If you migrate passwd, group, or hosts maps to a container other than the default container (CN=users,...), some migrated objects do not typically display in Active Directory Users and Computers. To view all objects in Active Directory Users and Computers, select the domain and then click Advanced Features on the View menu.

Managing standard and nonstandard NIS maps

You can use a Windows-based Network Information Service (NIS) server to manage both standard and nonstandard maps. You can manage maps that are part of a domain served by a Windows-based NIS server by using two different types of tools.

  • The Identity Management for UNIX graphical user interface (GUI)

  • Command-line utilities

In many cases, you can use either method to perform a task. In some cases, however, only one method or the other can be used.

For information about migrating maps, see Migrating standard and nonstandard maps.

Managing passwd maps

You can use Active Directory Users and Computers to manage passwd maps for Server for NIS. You can also use Active Directory Users and Computers to manage password file–related attributes for a user in the Windows domain, or for the users migrated from a given NIS domain.

Managing group maps

Data for group maps for Server for NIS are managed by using Active Directory Users and Computers. Each group in the Windows domain or from the groups migrated from a given NIS domain can be managed by using Active Directory Users and Computers.

Note that, for a given group, the UNIX members are different from the Windows users for the same group.

Managing hosts maps

You can manage data for hosts maps for Server for NIS by using Active Directory Users and Computers. Each computer in the Windows domain, as well as the hosts migrated from a given NIS domain, can be managed by using this snap-in.

Managing other maps and nonstandard maps

Server for NIS does not include GUI tools for managing standard NIS maps other than passwd, group, and hosts. Maps other than these can be managed using tools provided as part of Active Directory. In particular, administrators can use the adsiedit snap-in to view and edit NIS maps.

Standard maps include:

  • passwd

  • group
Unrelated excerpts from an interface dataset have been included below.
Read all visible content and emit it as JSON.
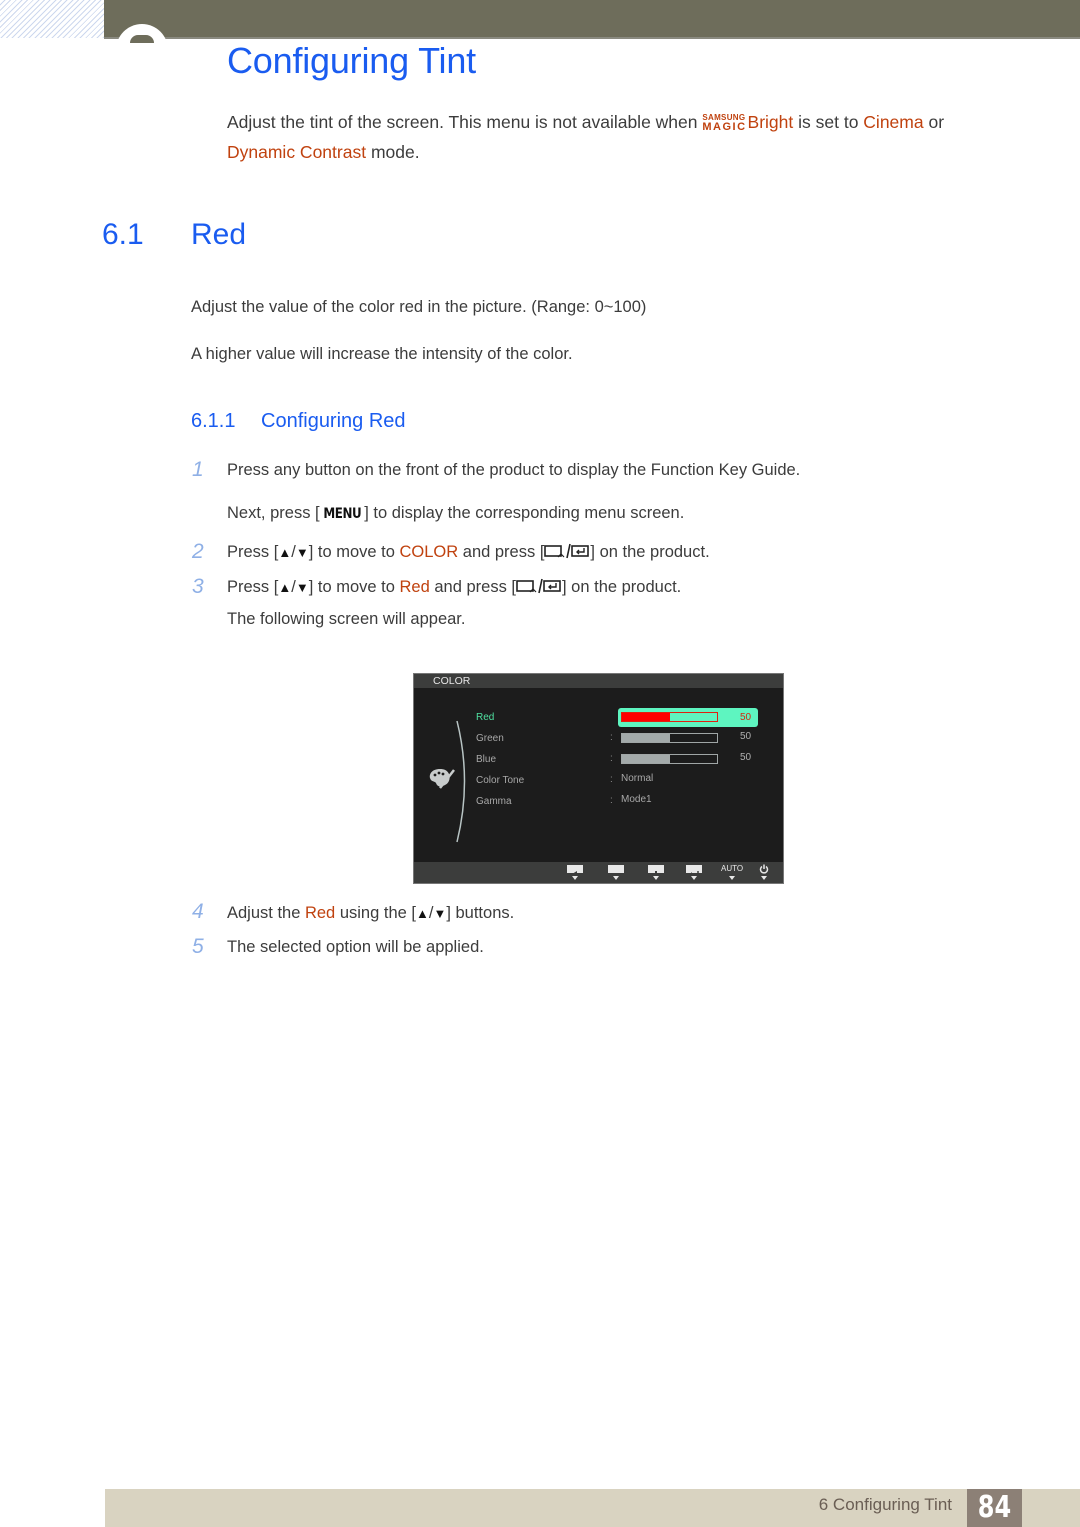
{
  "header": {
    "chapter_title": "Configuring Tint"
  },
  "intro": {
    "text_1": "Adjust the tint of the screen. This menu is not available when ",
    "magic_top": "SAMSUNG",
    "magic_bottom": "MAGIC",
    "bright": "Bright",
    "text_2": " is set to ",
    "cinema": "Cinema",
    "text_3": " or",
    "dynamic_contrast": "Dynamic Contrast",
    "text_4": " mode."
  },
  "section": {
    "number": "6.1",
    "title": "Red",
    "para_1": "Adjust the value of the color red in the picture. (Range: 0~100)",
    "para_2": "A higher value will increase the intensity of the color."
  },
  "subsection": {
    "number": "6.1.1",
    "title": "Configuring Red"
  },
  "steps": [
    {
      "num": "1",
      "text": "Press any button on the front of the product to display the Function Key Guide."
    },
    {
      "num": "",
      "pre": "Next, press [",
      "key": "MENU",
      "post": "] to display the corresponding menu screen."
    },
    {
      "num": "2",
      "pre": "Press [",
      "up": "▲",
      "slash": "/",
      "down": "▼",
      "mid": "] to move to ",
      "target": "COLOR",
      "mid2": " and press [",
      "post": "] on the product."
    },
    {
      "num": "3",
      "pre": "Press [",
      "up": "▲",
      "slash": "/",
      "down": "▼",
      "mid": "] to move to ",
      "target": "Red",
      "mid2": " and press [",
      "post": "] on the product."
    },
    {
      "num": "",
      "text": "The following screen will appear."
    },
    {
      "num": "4",
      "pre": "Adjust the ",
      "target": "Red",
      "mid": " using the [",
      "up": "▲",
      "slash": "/",
      "down": "▼",
      "post": "] buttons."
    },
    {
      "num": "5",
      "text": "The selected option will be applied."
    }
  ],
  "osd": {
    "title": "COLOR",
    "items": [
      {
        "label": "Red",
        "type": "bar",
        "value": "50",
        "percent": 50,
        "selected": true
      },
      {
        "label": "Green",
        "type": "bar",
        "value": "50",
        "percent": 50,
        "selected": false
      },
      {
        "label": "Blue",
        "type": "bar",
        "value": "50",
        "percent": 50,
        "selected": false
      },
      {
        "label": "Color Tone",
        "type": "text",
        "value": "Normal",
        "selected": false
      },
      {
        "label": "Gamma",
        "type": "text",
        "value": "Mode1",
        "selected": false
      }
    ],
    "colon": ":",
    "footer_keys": [
      "left-key",
      "minus-key",
      "plus-key",
      "enter-key",
      "AUTO",
      "power-key"
    ],
    "auto_label": "AUTO"
  },
  "footer": {
    "label": "6 Configuring Tint",
    "page": "84"
  }
}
  • hosts

  • aliases

  • bootparams

  • ethers

  • netgroup

  • netid

  • netmasks

  • networks

  • protocols

  • rpc

  • services

  • ypservers

  • shadow password maps